Paul Gruninger passed away in 1972 at the age of eight-one. In 1995, fifty years after the war had ended and twenty-three years after his death, in the same courtroom where he had been condemned, his trial was reopened, and he was absolved of all charges. A year later he was completely exonerated by the Swiss government. A movie called “The Affair of Gruninger” was made by Richard Dindo in 1997, based on a book by Stefan Keller. The movie was filmed in the same courtroom where the Jewish refugees, whose lives had been saved by Gruninger, came to pay him tribute.
The Justice for Paul Gruninger Association was founded to fight against racism and anti-Semitism with his spirit. One of the goals of this association was getting the city of St. Gallen to compensate Paul Gruninger for the damages he had suffered and to rename a public town square near the Police Headquarters after him.
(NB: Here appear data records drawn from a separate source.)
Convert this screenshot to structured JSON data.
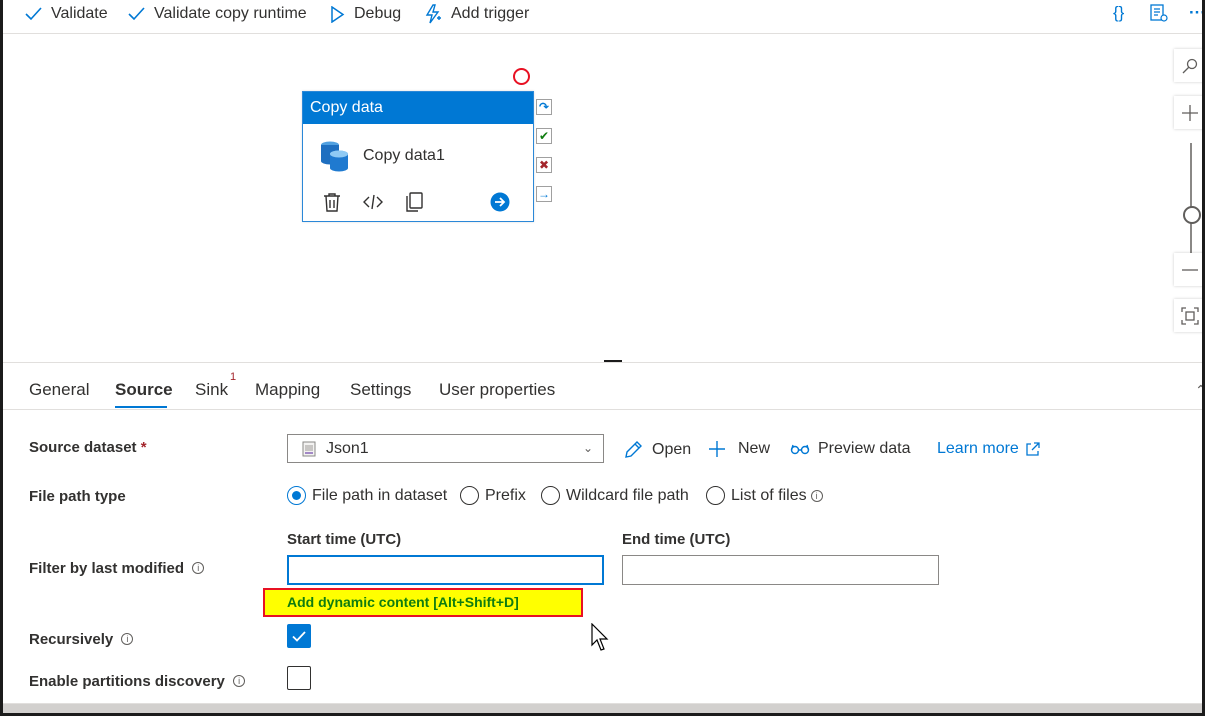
{
  "toolbar": {
    "validate": "Validate",
    "validate_copy_runtime": "Validate copy runtime",
    "debug": "Debug",
    "add_trigger": "Add trigger",
    "code_icon_glyph": "{}",
    "more_glyph": "···"
  },
  "canvas": {
    "activity": {
      "type": "Copy data",
      "name": "Copy data1"
    },
    "ports": [
      "skip",
      "success",
      "failure",
      "completion"
    ],
    "port_colors": {
      "success": "#107c10",
      "failure": "#a4262c",
      "other": "#0078d4"
    }
  },
  "tabs": [
    {
      "label": "General",
      "active": false
    },
    {
      "label": "Source",
      "active": true
    },
    {
      "label": "Sink",
      "active": false,
      "badge": "1"
    },
    {
      "label": "Mapping",
      "active": false
    },
    {
      "label": "Settings",
      "active": false
    },
    {
      "label": "User properties",
      "active": false
    }
  ],
  "form": {
    "source_dataset": {
      "label": "Source dataset",
      "required_mark": "*",
      "value": "Json1",
      "open": "Open",
      "new": "New",
      "preview": "Preview data",
      "learn_more": "Learn more"
    },
    "file_path_type": {
      "label": "File path type",
      "options": [
        "File path in dataset",
        "Prefix",
        "Wildcard file path",
        "List of files"
      ],
      "selected": "File path in dataset"
    },
    "filter": {
      "label": "Filter by last modified",
      "start_label": "Start time (UTC)",
      "end_label": "End time (UTC)",
      "start_value": "",
      "end_value": "",
      "dynamic_content": "Add dynamic content [Alt+Shift+D]"
    },
    "recursively": {
      "label": "Recursively",
      "checked": true
    },
    "partitions": {
      "label": "Enable partitions discovery",
      "checked": false
    }
  },
  "colors": {
    "accent": "#0078d4",
    "highlight": "#ffff00",
    "highlight_border": "#e81123",
    "dynamic_text": "#107c10"
  }
}
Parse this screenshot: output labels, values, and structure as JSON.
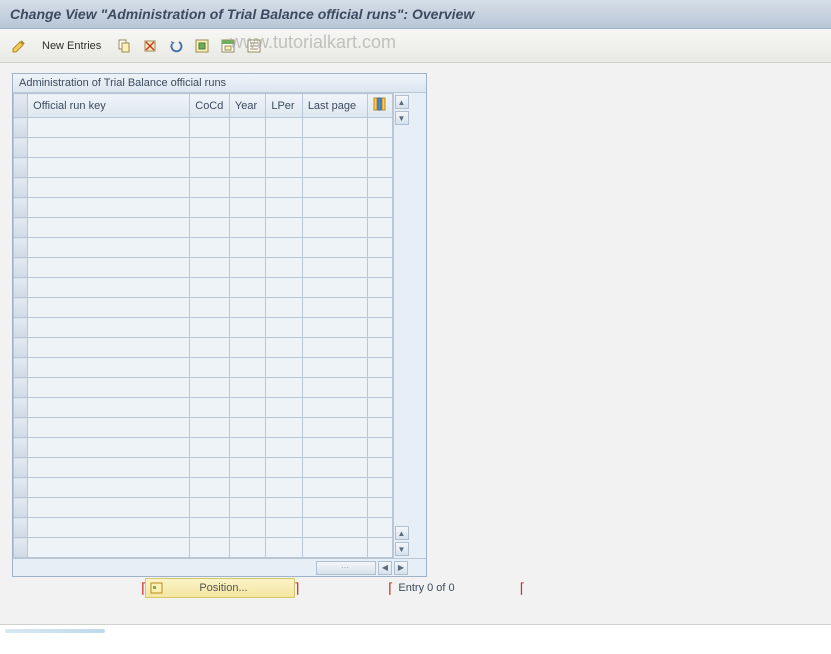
{
  "title": "Change View \"Administration of Trial Balance official runs\": Overview",
  "toolbar": {
    "new_entries": "New Entries"
  },
  "panel": {
    "title": "Administration of Trial Balance official runs",
    "columns": {
      "key": "Official run key",
      "cocd": "CoCd",
      "year": "Year",
      "lper": "LPer",
      "last": "Last page"
    },
    "rows": 22
  },
  "footer": {
    "position": "Position...",
    "entry": "Entry 0 of 0"
  },
  "watermark": "www.tutorialkart.com"
}
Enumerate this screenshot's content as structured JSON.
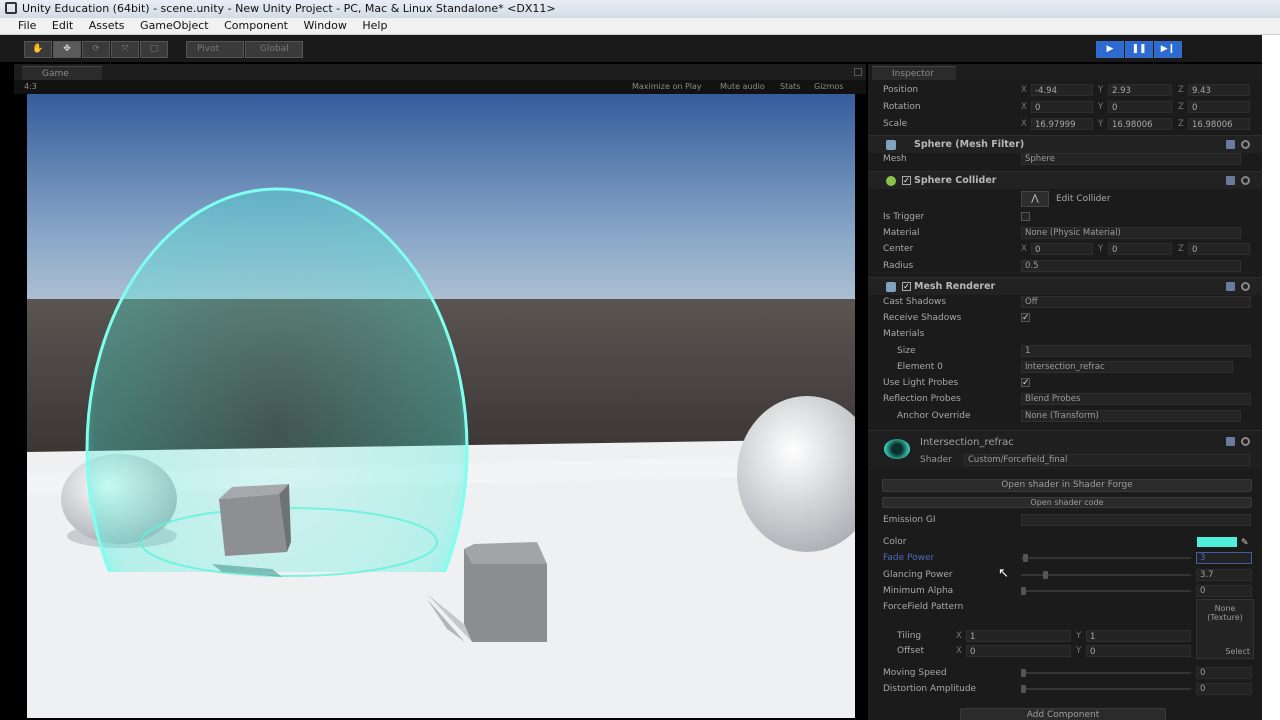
{
  "window": {
    "title": "Unity Education (64bit) - scene.unity - New Unity Project - PC, Mac & Linux Standalone* <DX11>"
  },
  "menu": [
    "File",
    "Edit",
    "Assets",
    "GameObject",
    "Component",
    "Window",
    "Help"
  ],
  "toolbar": {
    "pivot": "Pivot",
    "global": "Global"
  },
  "game": {
    "tab": "Game",
    "aspect": "4:3",
    "controls": {
      "maximize": "Maximize on Play",
      "mute": "Mute audio",
      "stats": "Stats",
      "gizmos": "Gizmos"
    }
  },
  "inspector": {
    "tab": "Inspector",
    "transform": {
      "position": {
        "label": "Position",
        "x": "-4.94",
        "y": "2.93",
        "z": "9.43"
      },
      "rotation": {
        "label": "Rotation",
        "x": "0",
        "y": "0",
        "z": "0"
      },
      "scale": {
        "label": "Scale",
        "x": "16.97999",
        "y": "16.98006",
        "z": "16.98006"
      }
    },
    "mesh_filter": {
      "title": "Sphere (Mesh Filter)",
      "mesh_label": "Mesh",
      "mesh_value": "Sphere"
    },
    "sphere_collider": {
      "title": "Sphere Collider",
      "edit_collider": "Edit Collider",
      "is_trigger": "Is Trigger",
      "material_label": "Material",
      "material_value": "None (Physic Material)",
      "center_label": "Center",
      "center": {
        "x": "0",
        "y": "0",
        "z": "0"
      },
      "radius_label": "Radius",
      "radius_value": "0.5"
    },
    "mesh_renderer": {
      "title": "Mesh Renderer",
      "cast_shadows": "Cast Shadows",
      "cast_shadows_value": "Off",
      "receive_shadows": "Receive Shadows",
      "materials": "Materials",
      "size_label": "Size",
      "size_value": "1",
      "element0_label": "Element 0",
      "element0_value": "Intersection_refrac",
      "light_probes": "Use Light Probes",
      "reflection_probes": "Reflection Probes",
      "reflection_probes_value": "Blend Probes",
      "anchor_override": "Anchor Override",
      "anchor_override_value": "None (Transform)"
    },
    "material": {
      "name": "Intersection_refrac",
      "shader_label": "Shader",
      "shader_value": "Custom/Forcefield_final",
      "open_shader_forge": "Open shader in Shader Forge",
      "open_shader_code": "Open shader code",
      "emission_gi": "Emission GI",
      "color_label": "Color",
      "color_hex": "#4ef0dc",
      "fade_power_label": "Fade Power",
      "fade_power_value": "3",
      "glancing_power_label": "Glancing Power",
      "glancing_power_value": "3.7",
      "minimum_alpha_label": "Minimum Alpha",
      "minimum_alpha_value": "0",
      "pattern_label": "ForceField Pattern",
      "texture_none": "None",
      "texture_type": "(Texture)",
      "texture_select": "Select",
      "tiling_label": "Tiling",
      "tiling": {
        "x": "1",
        "y": "1"
      },
      "offset_label": "Offset",
      "offset": {
        "x": "0",
        "y": "0"
      },
      "moving_speed_label": "Moving Speed",
      "moving_speed_value": "0",
      "distortion_label": "Distortion Amplitude",
      "distortion_value": "0"
    },
    "add_component": "Add Component"
  },
  "colors": {
    "accent_blue": "#2d6bd3",
    "forcefield": "#4ef0dc"
  }
}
A school and a stadium were also named in his honor.
“Paul Gruninger should be an example to us all,” said Fredy Fassler, police and justice chief in the canton of St. Gallen at a commemoration for the late officer. Gruninger’s 92-year-old daughter Ruth Roduner unveiled a plaque in his honor at St. Gallen police headquarters. His name also appears on the plaque of the monument in the memory of the Jews in Washington D.C.
Paul Gruninger was the first Swiss citizen to be honored by the government of the United States. His name and his courage deserve to be remembered.